Danny's Story   

Coping with crisis is a skill often honed by Genesis House guests during their stay. Life's traumas and tragedies come unhidden and often the only means of survival is courage. Such is the story of Danny and his mother, Daisy.

Danny and his mother came to Genesis House after a series of traumatic events. In the early pre-dawn hours, a fire swept through the family home. Danny almost lost his life in the fire that left his family homeless. The 18-year-old Olean High School senior suffered severe burns over his arms, legs, and chest in the inferno. Danny spent several months at the Erie County Medical Center in Buffalo, undergoing 27 separate surgeries as doctors and rehabilitation specialists labored to restore his body.

During his stay at the hospital, his mother traveled back and forth from Olean to Buffalo to care for both Danny and his ailing father, a diabetic who lost his legs to the disease in 1999. The toll of these stressors affected the entire family as their youngest son, Donald, began rebelling at the upheaval, causing discipline problems at school and for his temporary caretakers.

In the midst of these phenomenal nurturing tasks, Daisy lost her husband to his disease. Danny, still in the hospital undergoing a painful path to recovery, was inconsolable. Through it all Daisy remained vigilant.

Daisy and Danny left the hospital and entered Genesis House. During their stay, Danny continued his rehabilitation treatment and was tutored in his school work. "When Danny first came to Genesis House he couldn't walk, stand straight, and didn't have much to say," recalls Dan Carr, "however by the time he left us he was talking non-stop and kidding with us as he stood straight and walked with a cane.
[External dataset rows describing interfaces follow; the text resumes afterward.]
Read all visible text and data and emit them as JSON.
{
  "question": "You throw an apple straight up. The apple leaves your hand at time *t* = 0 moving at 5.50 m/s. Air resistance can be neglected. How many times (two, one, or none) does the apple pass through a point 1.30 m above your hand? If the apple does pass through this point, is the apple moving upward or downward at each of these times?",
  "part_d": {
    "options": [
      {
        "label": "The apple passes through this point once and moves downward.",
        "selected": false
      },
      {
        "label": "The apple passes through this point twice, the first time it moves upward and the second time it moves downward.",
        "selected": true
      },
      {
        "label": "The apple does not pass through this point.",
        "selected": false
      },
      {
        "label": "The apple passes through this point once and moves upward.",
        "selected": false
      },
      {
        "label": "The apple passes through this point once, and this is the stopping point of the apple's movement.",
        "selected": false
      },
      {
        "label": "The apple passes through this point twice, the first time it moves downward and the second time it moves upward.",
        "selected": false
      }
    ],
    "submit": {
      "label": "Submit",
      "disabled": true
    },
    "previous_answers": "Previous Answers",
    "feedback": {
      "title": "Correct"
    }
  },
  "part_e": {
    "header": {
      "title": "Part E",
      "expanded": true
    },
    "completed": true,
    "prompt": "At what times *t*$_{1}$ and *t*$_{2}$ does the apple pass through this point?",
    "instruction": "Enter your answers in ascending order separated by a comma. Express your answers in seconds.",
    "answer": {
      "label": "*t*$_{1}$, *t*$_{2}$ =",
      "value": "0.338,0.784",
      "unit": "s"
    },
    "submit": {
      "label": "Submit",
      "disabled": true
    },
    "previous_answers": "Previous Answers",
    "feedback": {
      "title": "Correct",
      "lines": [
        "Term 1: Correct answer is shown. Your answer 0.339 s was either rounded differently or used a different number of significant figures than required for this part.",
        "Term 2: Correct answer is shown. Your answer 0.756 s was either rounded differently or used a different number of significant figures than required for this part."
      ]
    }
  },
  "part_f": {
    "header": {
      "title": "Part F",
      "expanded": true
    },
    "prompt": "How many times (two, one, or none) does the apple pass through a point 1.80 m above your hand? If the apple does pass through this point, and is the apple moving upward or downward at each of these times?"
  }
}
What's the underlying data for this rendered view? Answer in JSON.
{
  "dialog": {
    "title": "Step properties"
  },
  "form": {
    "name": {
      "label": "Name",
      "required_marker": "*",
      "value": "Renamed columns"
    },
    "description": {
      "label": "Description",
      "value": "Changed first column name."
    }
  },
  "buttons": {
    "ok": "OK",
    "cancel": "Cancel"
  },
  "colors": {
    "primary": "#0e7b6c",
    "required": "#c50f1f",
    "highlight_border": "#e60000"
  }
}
He got stronger each day and worked well with the rehab treatment and tutor. He's quite a kid."

Danny wants to be an auto mechanic and plans to enter classes in the area BOCES program to complete his degree.

Mr. Carr is also proud of the progress Daisy had made in coping with her new lifestyle as a widow and single mother of two. Thanks to the loving and caring atmosphere provided by the staff at the Genesis House, Daisy has found the courage to go on. She has made plans to enter into nursing school and obtain a career in the field.  Daisy has great gratitude for the haven of hope, help, and guidance she found at Genesis House. "They're wonderful," she managed tearfully.

Why I Volunteer…
By Jamie Hearn
When Muriel first asked me to write a little note why I volunteer at Genesis House, I thought it would be easy enough, but when I sat down to actually do it I found myself at a loss for words. How do I verbalize the feelings and reasons when each time I cross the threshold it changes?
My first interaction with Genesis House came as a high school freshman at Olean High. A senior, Pierre Eade, was organizing a new fundraiser of sorts to raise awareness of the plight of the homeless: Homeless Huskies. For me, it was a chance to sleep outside with my friends and probably far from what most men and women without shelter actually face. It was fun and I continued for my four years of high school to sleep in the elements for one night a year, but I had never seen Genesis House or really understood what it meant. Homelessness was not something I could grasp living in Olean.
Fast forward eight years and I again find myself “working” for the house but this time as a social work graduate student. My awareness has changed and it is a mix of civic duty, pride, empathy, and even fun that keeps me coming back, regardless of how crazy my schedule sometimes is. Sometimes I can spend hours at the house doing little things and other times the best I can do is a quick phone call to answer a social service question. My function changes depending on the families under the roof but each time I am affecting the life of someone just with human interaction— and that energy is addicting!
I guess I could say I volunteer at Genesis House because I can be and do anything, small or large, and know that my efforts have a positive impact on families and our community. It’s just a nice feeling and a wonderful house. I would urge anyone to stop in and see it for themselves. I’m sure Linore and Muriel could find something for you to do!